**Action item**
From the listing below, pull out the lines that hold "title".
+ + + + +
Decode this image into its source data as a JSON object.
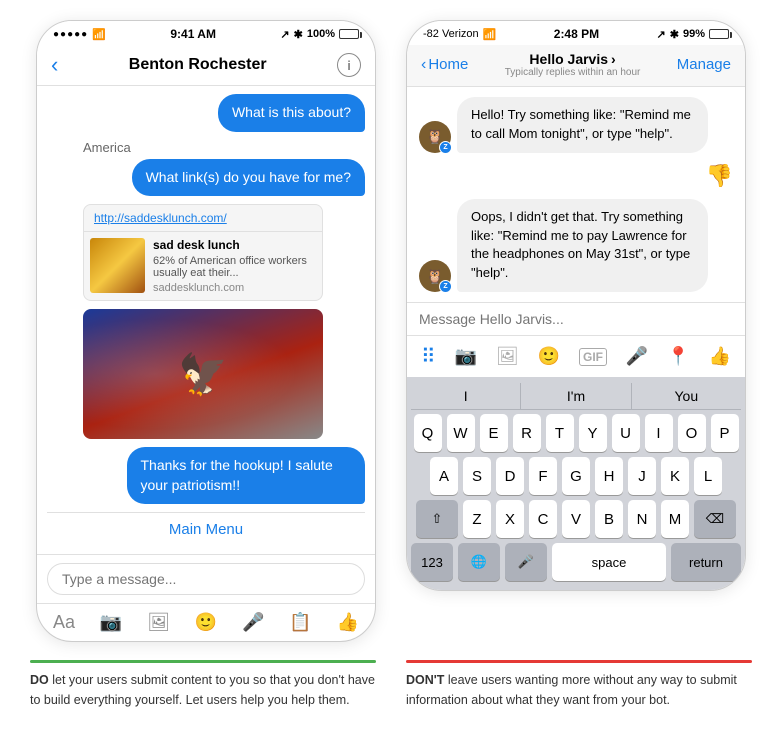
{
  "left_phone": {
    "status": {
      "time": "9:41 AM",
      "signal": "●●●●●",
      "wifi": "WiFi",
      "arrow": "↗",
      "bluetooth": "✱",
      "battery": "100%"
    },
    "header": {
      "back_label": "‹",
      "title": "Benton Rochester",
      "info_label": "i"
    },
    "messages": [
      {
        "type": "out",
        "text": "What is this about?"
      },
      {
        "sender": "America",
        "type": "in-label"
      },
      {
        "type": "out",
        "text": "What link(s) do you have for me?"
      },
      {
        "type": "link-preview",
        "url": "http://saddesklunch.com/",
        "title": "sad desk lunch",
        "desc": "62% of American office workers usually eat their...",
        "domain": "saddesklunch.com"
      },
      {
        "type": "image"
      },
      {
        "type": "out",
        "text": "Thanks for the hookup! I salute your patriotism!!"
      }
    ],
    "main_menu_label": "Main Menu",
    "input_placeholder": "Type a message...",
    "toolbar_icons": [
      "Aa",
      "📷",
      "📁",
      "😊",
      "🎤",
      "📋",
      "👍"
    ]
  },
  "right_phone": {
    "status": {
      "carrier": "-82 Verizon",
      "time": "2:48 PM",
      "arrow": "↗",
      "bluetooth": "✱",
      "battery": "99%"
    },
    "header": {
      "back_label": "Home",
      "name": "Hello Jarvis",
      "chevron": "›",
      "sub": "Typically replies within an hour",
      "manage_label": "Manage"
    },
    "messages": [
      {
        "type": "in",
        "text": "Hello! Try something like: \"Remind me to call Mom tonight\", or type \"help\"."
      },
      {
        "type": "thumbsdown"
      },
      {
        "type": "in",
        "text": "Oops, I didn't get that. Try something like: \"Remind me to pay Lawrence for the headphones on May 31st\", or type \"help\"."
      }
    ],
    "input_placeholder": "Message Hello Jarvis...",
    "toolbar_icons": [
      "⠿",
      "📷",
      "📸",
      "😊",
      "GIF",
      "🎤",
      "📍",
      "👍"
    ],
    "keyboard": {
      "suggestions": [
        "I",
        "I'm",
        "You"
      ],
      "rows": [
        [
          "Q",
          "W",
          "E",
          "R",
          "T",
          "Y",
          "U",
          "I",
          "O",
          "P"
        ],
        [
          "A",
          "S",
          "D",
          "F",
          "G",
          "H",
          "J",
          "K",
          "L"
        ],
        [
          "⇧",
          "Z",
          "X",
          "C",
          "V",
          "B",
          "N",
          "M",
          "⌫"
        ],
        [
          "123",
          "🌐",
          "🎤",
          "space",
          "return"
        ]
      ]
    }
  },
  "captions": {
    "do": {
      "type": "do",
      "label": "DO",
      "text": "let your users submit content to you so that you don't have to build everything yourself. Let users help you help them."
    },
    "dont": {
      "type": "dont",
      "label": "DON'T",
      "text": "leave users wanting more without any way to submit information about what they want from your bot."
    }
  }
}
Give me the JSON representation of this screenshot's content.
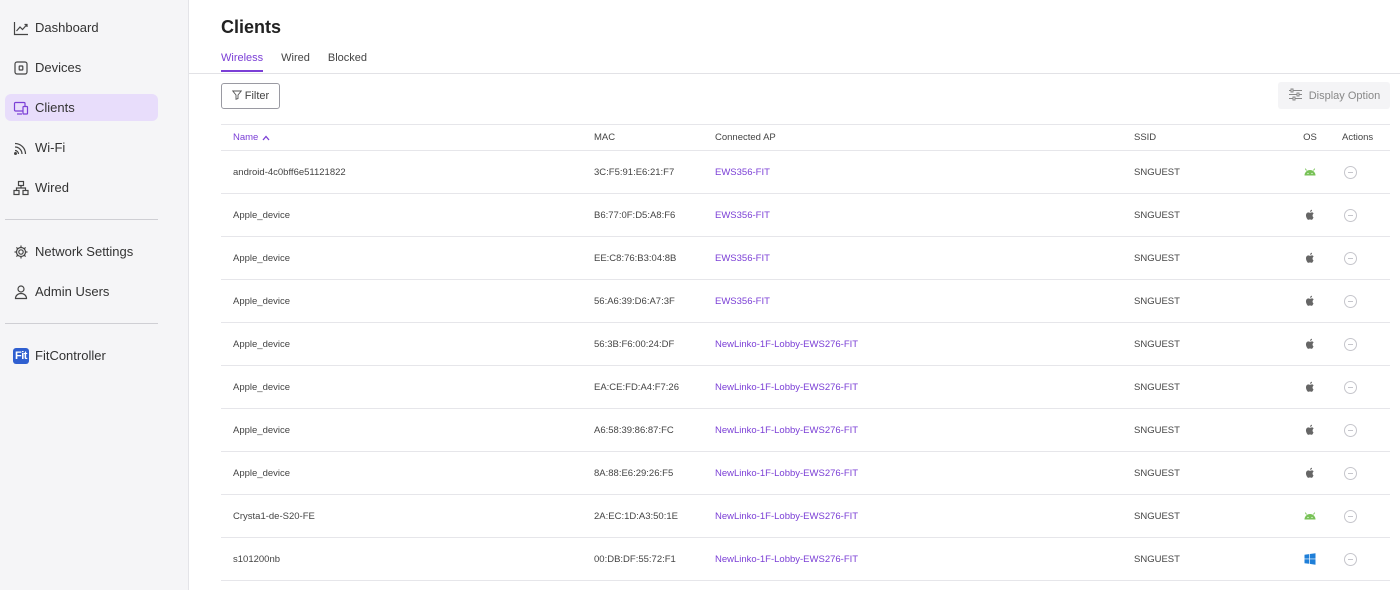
{
  "sidebar": {
    "items": [
      {
        "label": "Dashboard",
        "icon": "chart-line-icon"
      },
      {
        "label": "Devices",
        "icon": "device-icon"
      },
      {
        "label": "Clients",
        "icon": "clients-icon",
        "active": true
      },
      {
        "label": "Wi-Fi",
        "icon": "wifi-icon"
      },
      {
        "label": "Wired",
        "icon": "wired-network-icon"
      },
      {
        "label": "Network Settings",
        "icon": "gear-icon"
      },
      {
        "label": "Admin Users",
        "icon": "user-icon"
      }
    ],
    "brand": {
      "badge": "Fit",
      "label": "FitController"
    }
  },
  "page": {
    "title": "Clients"
  },
  "tabs": [
    {
      "label": "Wireless",
      "active": true
    },
    {
      "label": "Wired"
    },
    {
      "label": "Blocked"
    }
  ],
  "toolbar": {
    "filter_label": "Filter",
    "display_option_label": "Display Option"
  },
  "table": {
    "columns": {
      "name": "Name",
      "mac": "MAC",
      "ap": "Connected AP",
      "ssid": "SSID",
      "os": "OS",
      "actions": "Actions"
    },
    "sort": {
      "column": "name",
      "direction": "ascending"
    },
    "rows": [
      {
        "name": "android-4c0bff6e51121822",
        "mac": "3C:F5:91:E6:21:F7",
        "ap": "EWS356-FIT",
        "ssid": "SNGUEST",
        "os": "android-icon"
      },
      {
        "name": "Apple_device",
        "mac": "B6:77:0F:D5:A8:F6",
        "ap": "EWS356-FIT",
        "ssid": "SNGUEST",
        "os": "apple-icon"
      },
      {
        "name": "Apple_device",
        "mac": "EE:C8:76:B3:04:8B",
        "ap": "EWS356-FIT",
        "ssid": "SNGUEST",
        "os": "apple-icon"
      },
      {
        "name": "Apple_device",
        "mac": "56:A6:39:D6:A7:3F",
        "ap": "EWS356-FIT",
        "ssid": "SNGUEST",
        "os": "apple-icon"
      },
      {
        "name": "Apple_device",
        "mac": "56:3B:F6:00:24:DF",
        "ap": "NewLinko-1F-Lobby-EWS276-FIT",
        "ssid": "SNGUEST",
        "os": "apple-icon"
      },
      {
        "name": "Apple_device",
        "mac": "EA:CE:FD:A4:F7:26",
        "ap": "NewLinko-1F-Lobby-EWS276-FIT",
        "ssid": "SNGUEST",
        "os": "apple-icon"
      },
      {
        "name": "Apple_device",
        "mac": "A6:58:39:86:87:FC",
        "ap": "NewLinko-1F-Lobby-EWS276-FIT",
        "ssid": "SNGUEST",
        "os": "apple-icon"
      },
      {
        "name": "Apple_device",
        "mac": "8A:88:E6:29:26:F5",
        "ap": "NewLinko-1F-Lobby-EWS276-FIT",
        "ssid": "SNGUEST",
        "os": "apple-icon"
      },
      {
        "name": "Crysta1-de-S20-FE",
        "mac": "2A:EC:1D:A3:50:1E",
        "ap": "NewLinko-1F-Lobby-EWS276-FIT",
        "ssid": "SNGUEST",
        "os": "android-icon"
      },
      {
        "name": "s101200nb",
        "mac": "00:DB:DF:55:72:F1",
        "ap": "NewLinko-1F-Lobby-EWS276-FIT",
        "ssid": "SNGUEST",
        "os": "windows-icon"
      }
    ]
  },
  "colors": {
    "accent": "#7b3fd6",
    "active_nav_bg": "#e8ddfb",
    "android": "#78c257",
    "windows": "#1f7fd8",
    "apple": "#666666",
    "brand_badge": "#2f5fd0"
  }
}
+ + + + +
**Answer for this exercise**
      "title": "Benton Rochester",
        "title": "sad desk lunch",
    "title": "Clients"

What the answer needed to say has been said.